Not lump one in with he BRCC's antique car club, or knitting committee.

But something with some guts to it.

Sadly, the answer is it doesn't appear as if anyone has the requisite skills beyond admiring these buildings.

Mark said...

Anon (if that is your real name),

I mostly agree with you. I don't believe the Preservationists acted well in this at all. Both sides are to blame for this getting so out of hand.

What I'm saying is the high road has to begin somewhere, and what better place than from a religious leader. Maybe I hold religious leaders to a higher standard. Priests, Rabbis, Reverends, Pastors are leaders of their congregations, their flocks. The congregations look to them for guidance and leadership. These congregations are part of a community. If congregations see their leaders engaging in the same divisive way as the people who are "emotionally and intellectually immature," what message does that send to the congregation?

The high road has to begin somewhere or else we'll just end up with bickering and fighting all of the time. My feeling is that Emerick could have risen above the nastiness, but I don't think he did.

It seems like (and remember I've only been here for a year) the two sides could never come together and work through it together. I posted a while ago a list of questions I had that still aren't really answered because it's "he said, she said."

And yes, I agree that we all must learn from this and plan "where we go from here."

Me? I'm going to Starbucks.

Anonymous said...

Mark, sometimes taking the high road means 'turning the other cheek.'

But when bullies push, you push back.

You don't bargain with bullies, and you don't sit down with extortionists.
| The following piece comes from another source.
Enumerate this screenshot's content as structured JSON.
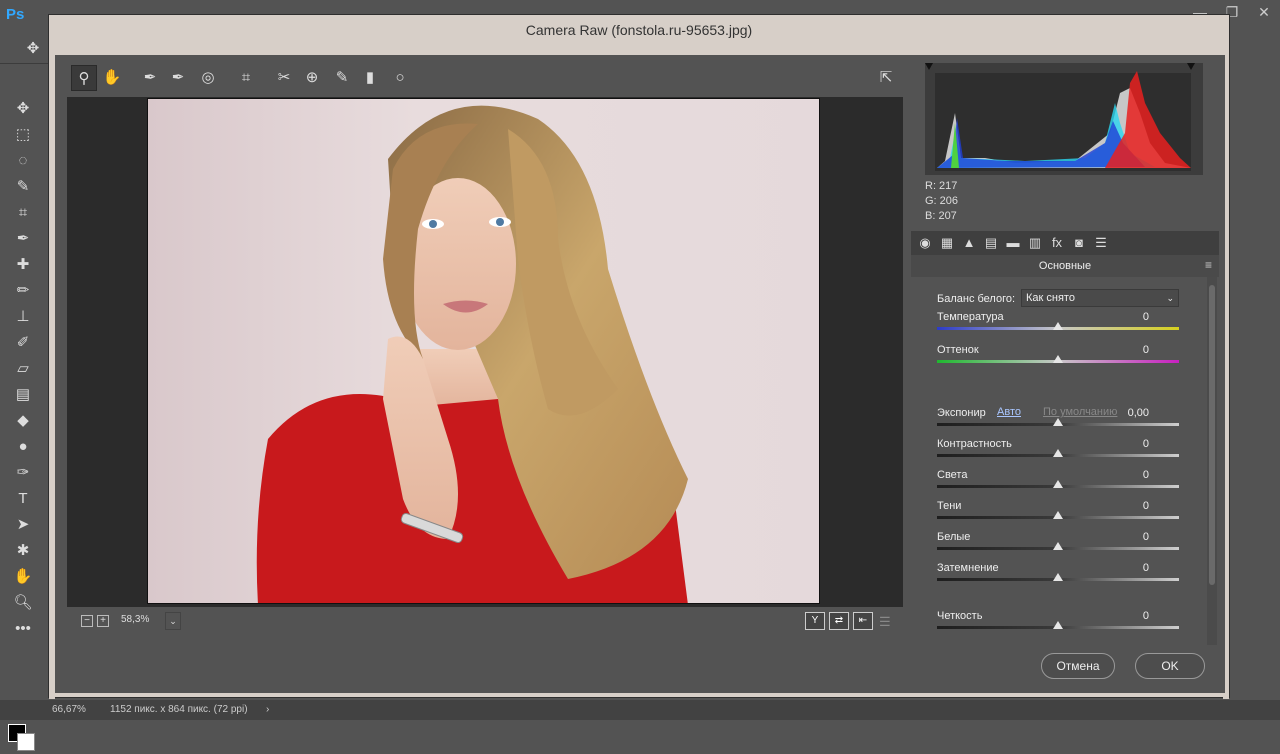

And that is what these particular preservationists are.

When these preservationists talk about the 'high-road,' despite what they say, about goodwill, sitting down in good faith, etc it's really as loaded a statement as everything else they say.

What they really mean is, they want the church to stand, period, and they'll create a situation where they can embarrass these people into sitting down with them to browbeat them into doing it.

Mark said...

It's really been contentious, which is a shame.

There's almost been a blind fight to landmark the church, but that is fraught with problems.

Realistically, I think incorporating elements of the church into the new building is the best answer.

And yes, after getting pushed around sometimes you need to push back. If I were in Emerick's shoes I might have done the same thing.

Still, right or wrong, I hold religious leaders to a higher standard.

When news came out that the church was up for sale on Dakota Realty, questions needed to be answered. People wanted to know what was happening. However I felt Emerick didn't take the high road when he said "The preservationists are behind this buzz," said Pastor Emerick. "People have a tendency to see an assumption as a fact. The assumption is wrong, and so, then of course, is the so-called fact."

I can understand pushing back, but this was a legitimate concern. Was the listing a mistake? The realtor said Betesh was the seller. There was real concern and the best Emerick could come out with was blaming the preservationists? I expect better from him.

And it's hard to discern what is real when I read “The building is falling down. It’s crumbling. The building is not safe.”

And then less than a month later read "The Bay Ridge United Methodist Church lent its beautiful interior to the Guild for Exceptional Children on Feb. 11 for a concert fundraiser."

Is the building safe or not? If it's not safe, why have a fundraiser inside.

But to move forward, I hope whoever rebuilds there will incorporate elements of the church. It would be shame to have it completely disappear.

I also agree that we need a "meaningful preservation committee." One that has goals, an overall plan, and the ability to get things done without smear campaigns. It may take a few of us to step up to the plate.